A cross from the left to the right-hand side of the Coventry area, was headed back by Don Gillies straight to Gerry Gow. He was unmarked and able to fire home a goal for the visitors. This was Gow’s twenty-seventh game of the season and he was yet to score. Until tonight.
Sunderland were in a precarious position. Another goal for Bristol City and they were down. If there was to be another goal at Highfield Road then they needed the home side to get it. There was little chance of Sunderland getting back into their match.
There was another goal at Highfield Road. Again the ball was crossed to the right side of the Coventry penalty area and once Don Gillies was there but this time he had space and time to volley it past Les Sealey. The travelling support went nuts. From two goals down and going down, they were now back in the race.
The final whistle blew at Goodison Park. Everton had won 2-0. Sunderland fans were now finding out from the few who had transistor radios with them, that the Coventry game was still going on.
In the early days of Jimmy Hill’s management at Coventry, he had been a pioneer by installing an electronic scoreboard in the ground. No other clubs had one. By 1977 few clubs had seen the point. But right now they were able to take full advantage of this. Flashed up on the screen was the final score from Goodison Park.
As if to ram home the fact, Jimmy Hill also raced up to the tannoy announcer and told him to announce the final score. So now everyone in the ground, particularly the players were aware both clubs were safe. Witnesses have declared what followed was mainly two sets of players just knocking the ball around between themselves with no fear of being tackled. No more shots on goal. A truce, if you like. The Guardian reported “what had been an intensely physical contest dissolved farcically”. Therefore the game ended 2-2 and both clubs were safe from relegation.
|Coventry City||2||:||2||Bristol City|
The fall out
Sunderland were seething. So was The FA. Alan Hardaker, Secretary of the Football League sent a letter of reprimand to Coventry. Jimmy Hill was ‘dragged across the coals’ for delaying the kick-off, which basically amounted to a slap on the wrist. But the results stood. Sunderland were relegated. They started the week seventh from bottom but one of five clubs on thirty-four points. Their goal difference was decent for a club so close to trouble. Ultimately, Bristol City did for them. Their victory over Liverpool changed their fortunes. They also came back from two goals down at Coventry in their final game. Something Sunderland couldn’t do at Everton.

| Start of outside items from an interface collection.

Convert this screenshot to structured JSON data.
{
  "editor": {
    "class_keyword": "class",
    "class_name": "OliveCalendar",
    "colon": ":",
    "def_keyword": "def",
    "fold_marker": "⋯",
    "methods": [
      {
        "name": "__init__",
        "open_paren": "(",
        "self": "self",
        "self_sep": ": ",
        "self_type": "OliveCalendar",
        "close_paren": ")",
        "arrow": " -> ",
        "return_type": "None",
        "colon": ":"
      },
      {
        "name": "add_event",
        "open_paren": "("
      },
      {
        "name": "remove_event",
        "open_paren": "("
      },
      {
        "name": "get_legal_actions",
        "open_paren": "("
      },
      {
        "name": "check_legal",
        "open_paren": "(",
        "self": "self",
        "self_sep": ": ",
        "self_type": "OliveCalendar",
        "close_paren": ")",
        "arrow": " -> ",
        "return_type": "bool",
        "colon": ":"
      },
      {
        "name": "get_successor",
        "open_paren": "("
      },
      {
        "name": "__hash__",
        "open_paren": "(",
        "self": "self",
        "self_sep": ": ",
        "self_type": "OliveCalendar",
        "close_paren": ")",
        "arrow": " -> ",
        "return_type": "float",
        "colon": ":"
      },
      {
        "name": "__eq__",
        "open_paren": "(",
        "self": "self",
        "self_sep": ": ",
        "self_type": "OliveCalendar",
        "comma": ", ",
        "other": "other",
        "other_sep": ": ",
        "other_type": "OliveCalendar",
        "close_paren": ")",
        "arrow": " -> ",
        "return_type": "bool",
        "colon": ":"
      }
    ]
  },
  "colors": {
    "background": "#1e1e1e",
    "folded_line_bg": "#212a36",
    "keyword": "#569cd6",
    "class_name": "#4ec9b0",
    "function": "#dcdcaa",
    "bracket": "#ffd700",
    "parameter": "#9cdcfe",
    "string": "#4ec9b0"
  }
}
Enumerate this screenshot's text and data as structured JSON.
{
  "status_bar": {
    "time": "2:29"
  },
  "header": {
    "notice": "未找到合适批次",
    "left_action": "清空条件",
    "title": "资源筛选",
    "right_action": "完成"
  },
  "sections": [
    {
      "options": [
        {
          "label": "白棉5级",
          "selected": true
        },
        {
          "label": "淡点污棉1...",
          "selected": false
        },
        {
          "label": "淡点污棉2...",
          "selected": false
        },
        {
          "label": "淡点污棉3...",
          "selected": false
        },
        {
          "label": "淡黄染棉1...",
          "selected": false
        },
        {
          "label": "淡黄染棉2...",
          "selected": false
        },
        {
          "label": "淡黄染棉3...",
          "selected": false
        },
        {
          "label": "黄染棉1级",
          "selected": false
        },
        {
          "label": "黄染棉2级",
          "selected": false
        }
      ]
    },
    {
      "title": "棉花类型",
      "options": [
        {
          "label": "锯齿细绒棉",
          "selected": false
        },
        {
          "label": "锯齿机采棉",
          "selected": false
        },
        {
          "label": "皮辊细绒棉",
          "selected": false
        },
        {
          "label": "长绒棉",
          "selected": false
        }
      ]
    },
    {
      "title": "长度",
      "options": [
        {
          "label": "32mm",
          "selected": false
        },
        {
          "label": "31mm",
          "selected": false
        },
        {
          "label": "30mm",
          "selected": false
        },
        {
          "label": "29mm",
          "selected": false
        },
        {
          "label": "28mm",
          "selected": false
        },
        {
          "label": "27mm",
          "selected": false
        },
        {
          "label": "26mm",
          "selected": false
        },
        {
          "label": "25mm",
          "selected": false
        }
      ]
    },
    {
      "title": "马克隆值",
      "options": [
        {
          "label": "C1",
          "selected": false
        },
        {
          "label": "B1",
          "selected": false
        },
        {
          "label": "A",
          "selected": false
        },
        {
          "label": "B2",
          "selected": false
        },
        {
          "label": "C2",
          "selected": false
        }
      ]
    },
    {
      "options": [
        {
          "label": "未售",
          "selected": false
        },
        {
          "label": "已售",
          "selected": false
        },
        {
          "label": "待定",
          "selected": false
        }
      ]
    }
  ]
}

Sunderland fans haven’t forgotten it, or forgiven Jimmy Hill. In 2008 when his club Fulham took on Sunderland at Craven Cottage, Hill had to be lead away by the Police for his own safety as a chorus of boos and abuse was directed his way.
Queen’s Park Rangers completed their fixture schedule with draws at Aston Villa and at home to Birmingham City. Manchester United beat Liverpool in the FA Cup Final. Then Liverpool went to Rome and became only the second English side to win the European Cup.
During the following season, Coventry achieved one of their highest placings in the First Division when they finished seventh, just two points off a UEFA Cup place. Bristol City finished sixth from bottom and QPR escaped relegation by a point.
West Ham weren’t so lucky this time as they went down with Newcastle United and Leicester City. Leicester managed a paltry twenty six goals in their forty two matches.
Neither Sunderland or Stoke managed it back up the next season, but Tottenham did. They finished ahead of Brighton by goal difference.